[Task data]:
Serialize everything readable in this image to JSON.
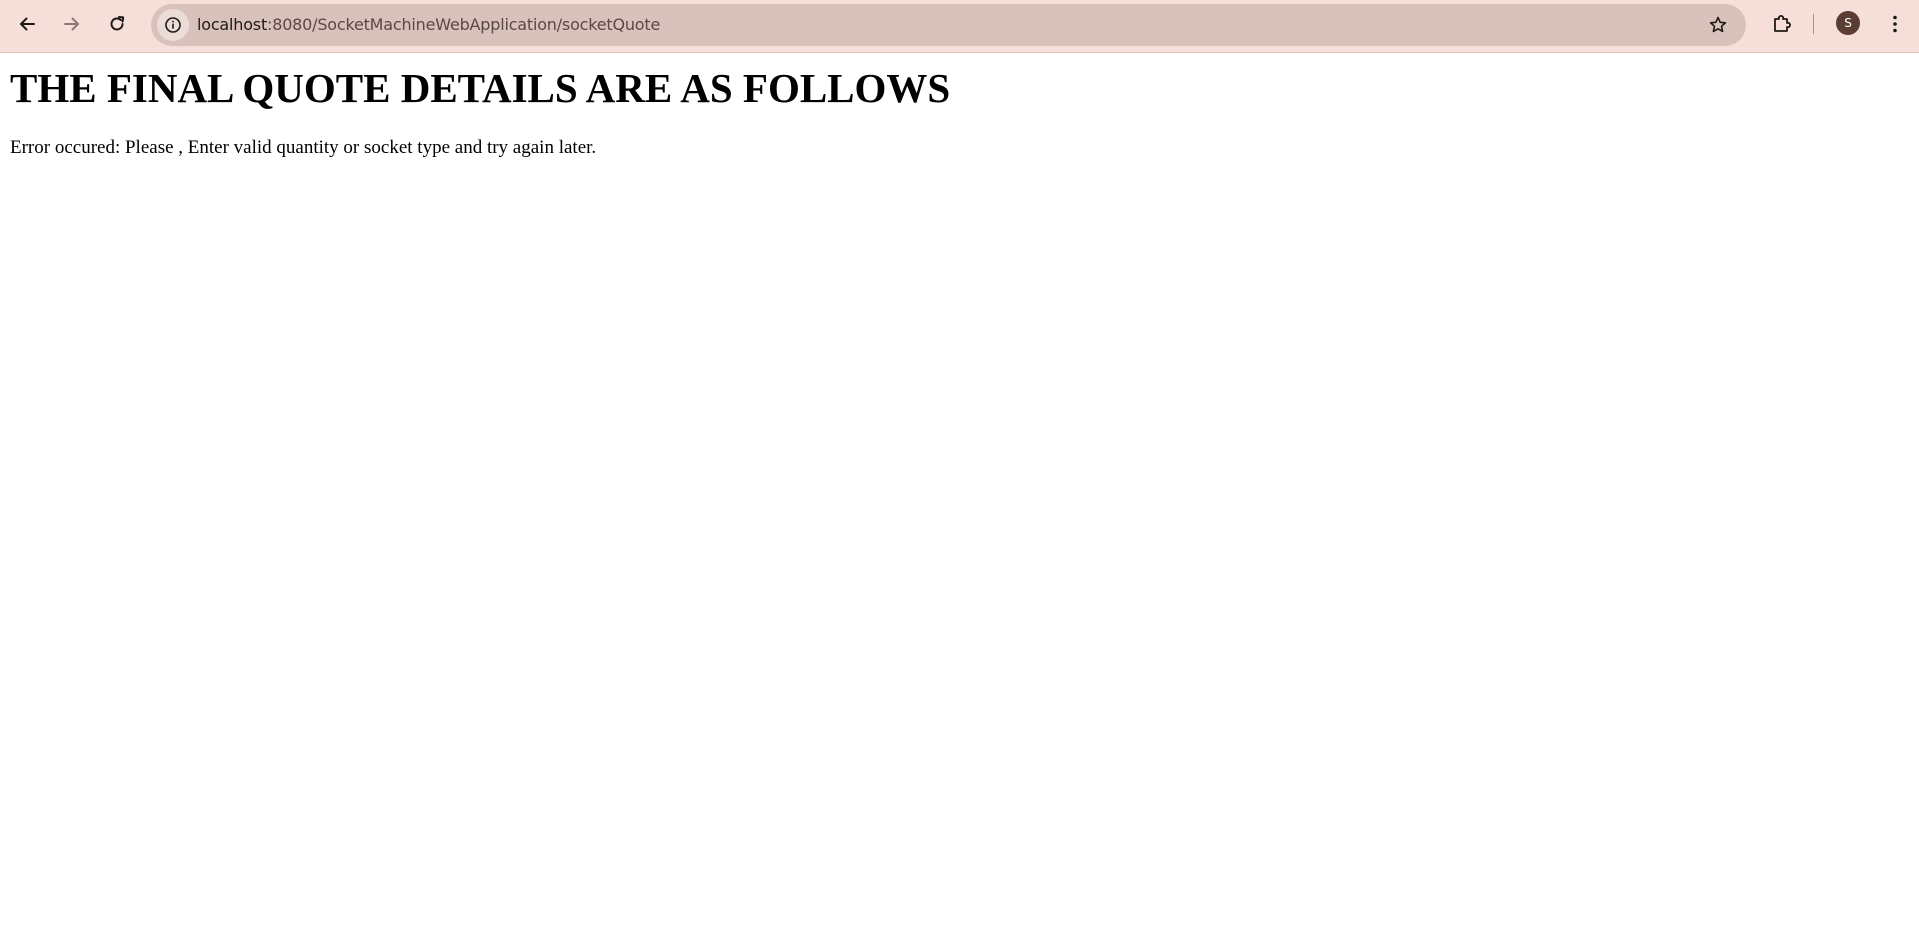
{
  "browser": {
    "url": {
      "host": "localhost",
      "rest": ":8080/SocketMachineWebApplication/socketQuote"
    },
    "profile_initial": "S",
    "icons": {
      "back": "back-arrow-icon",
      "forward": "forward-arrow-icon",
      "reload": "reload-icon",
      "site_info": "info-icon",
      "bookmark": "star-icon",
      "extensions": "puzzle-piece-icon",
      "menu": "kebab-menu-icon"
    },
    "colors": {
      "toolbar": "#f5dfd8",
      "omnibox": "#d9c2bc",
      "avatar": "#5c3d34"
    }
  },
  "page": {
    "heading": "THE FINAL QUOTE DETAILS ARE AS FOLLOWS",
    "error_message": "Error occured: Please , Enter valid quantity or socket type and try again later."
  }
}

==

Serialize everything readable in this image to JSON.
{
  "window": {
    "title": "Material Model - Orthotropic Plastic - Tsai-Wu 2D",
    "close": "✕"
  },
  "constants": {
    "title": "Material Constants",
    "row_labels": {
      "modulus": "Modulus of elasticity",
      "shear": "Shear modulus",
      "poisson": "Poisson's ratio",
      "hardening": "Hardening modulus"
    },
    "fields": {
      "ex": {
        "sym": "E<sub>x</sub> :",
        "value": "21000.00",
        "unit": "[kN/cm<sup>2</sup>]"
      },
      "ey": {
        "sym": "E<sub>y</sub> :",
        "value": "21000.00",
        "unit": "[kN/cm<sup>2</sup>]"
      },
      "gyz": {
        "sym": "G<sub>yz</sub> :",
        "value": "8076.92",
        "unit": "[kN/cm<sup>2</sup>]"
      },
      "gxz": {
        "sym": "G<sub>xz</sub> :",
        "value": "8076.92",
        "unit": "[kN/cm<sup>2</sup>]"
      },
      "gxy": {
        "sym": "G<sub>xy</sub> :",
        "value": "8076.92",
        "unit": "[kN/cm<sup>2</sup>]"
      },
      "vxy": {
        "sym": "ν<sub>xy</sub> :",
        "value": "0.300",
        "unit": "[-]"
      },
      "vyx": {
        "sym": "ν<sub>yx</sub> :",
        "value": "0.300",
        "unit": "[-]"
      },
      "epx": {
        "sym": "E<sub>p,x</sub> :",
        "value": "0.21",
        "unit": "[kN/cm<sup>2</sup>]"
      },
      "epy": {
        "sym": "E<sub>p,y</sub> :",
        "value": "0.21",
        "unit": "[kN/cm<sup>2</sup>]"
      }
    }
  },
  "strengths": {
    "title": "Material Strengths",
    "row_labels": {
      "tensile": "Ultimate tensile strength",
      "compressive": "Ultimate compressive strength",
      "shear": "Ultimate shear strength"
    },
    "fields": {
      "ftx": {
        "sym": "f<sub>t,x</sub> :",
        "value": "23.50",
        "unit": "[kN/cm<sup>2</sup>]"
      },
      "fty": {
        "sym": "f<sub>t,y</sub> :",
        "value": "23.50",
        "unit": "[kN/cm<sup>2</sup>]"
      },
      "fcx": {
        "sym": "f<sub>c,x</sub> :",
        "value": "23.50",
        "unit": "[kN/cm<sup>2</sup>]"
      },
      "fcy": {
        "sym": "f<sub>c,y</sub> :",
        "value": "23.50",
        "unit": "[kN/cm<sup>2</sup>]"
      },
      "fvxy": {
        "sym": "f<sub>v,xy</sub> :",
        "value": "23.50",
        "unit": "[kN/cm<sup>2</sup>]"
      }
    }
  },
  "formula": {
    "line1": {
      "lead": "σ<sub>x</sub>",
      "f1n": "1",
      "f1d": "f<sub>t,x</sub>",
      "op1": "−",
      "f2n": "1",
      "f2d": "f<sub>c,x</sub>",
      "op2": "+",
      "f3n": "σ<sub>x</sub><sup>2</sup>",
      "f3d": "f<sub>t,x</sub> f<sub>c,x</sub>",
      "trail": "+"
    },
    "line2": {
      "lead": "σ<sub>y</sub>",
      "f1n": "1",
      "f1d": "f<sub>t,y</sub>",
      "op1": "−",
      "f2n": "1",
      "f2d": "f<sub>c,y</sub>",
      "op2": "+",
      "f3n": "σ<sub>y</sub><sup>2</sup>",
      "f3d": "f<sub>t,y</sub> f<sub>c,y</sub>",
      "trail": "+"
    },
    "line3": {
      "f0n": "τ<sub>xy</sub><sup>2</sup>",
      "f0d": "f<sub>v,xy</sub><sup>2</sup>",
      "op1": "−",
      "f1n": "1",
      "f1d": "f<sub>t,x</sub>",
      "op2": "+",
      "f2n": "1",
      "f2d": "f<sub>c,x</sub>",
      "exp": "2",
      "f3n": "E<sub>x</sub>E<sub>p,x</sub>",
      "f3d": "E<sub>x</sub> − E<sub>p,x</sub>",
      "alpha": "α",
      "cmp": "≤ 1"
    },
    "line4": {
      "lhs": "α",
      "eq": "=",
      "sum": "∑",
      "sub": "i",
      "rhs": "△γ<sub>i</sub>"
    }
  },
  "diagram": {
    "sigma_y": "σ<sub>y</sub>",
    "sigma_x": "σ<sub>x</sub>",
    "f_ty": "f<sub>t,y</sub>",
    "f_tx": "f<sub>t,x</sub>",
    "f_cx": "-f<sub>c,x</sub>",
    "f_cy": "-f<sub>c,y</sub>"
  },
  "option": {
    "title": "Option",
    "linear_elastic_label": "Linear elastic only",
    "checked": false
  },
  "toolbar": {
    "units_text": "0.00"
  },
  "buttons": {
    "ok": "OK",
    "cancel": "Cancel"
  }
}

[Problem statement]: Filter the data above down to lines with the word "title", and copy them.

[Solution]:
    "title": "Material Model - Orthotropic Plastic - Tsai-Wu 2D",
    "title": "Material Constants",
    "title": "Material Strengths",
    "title": "Option",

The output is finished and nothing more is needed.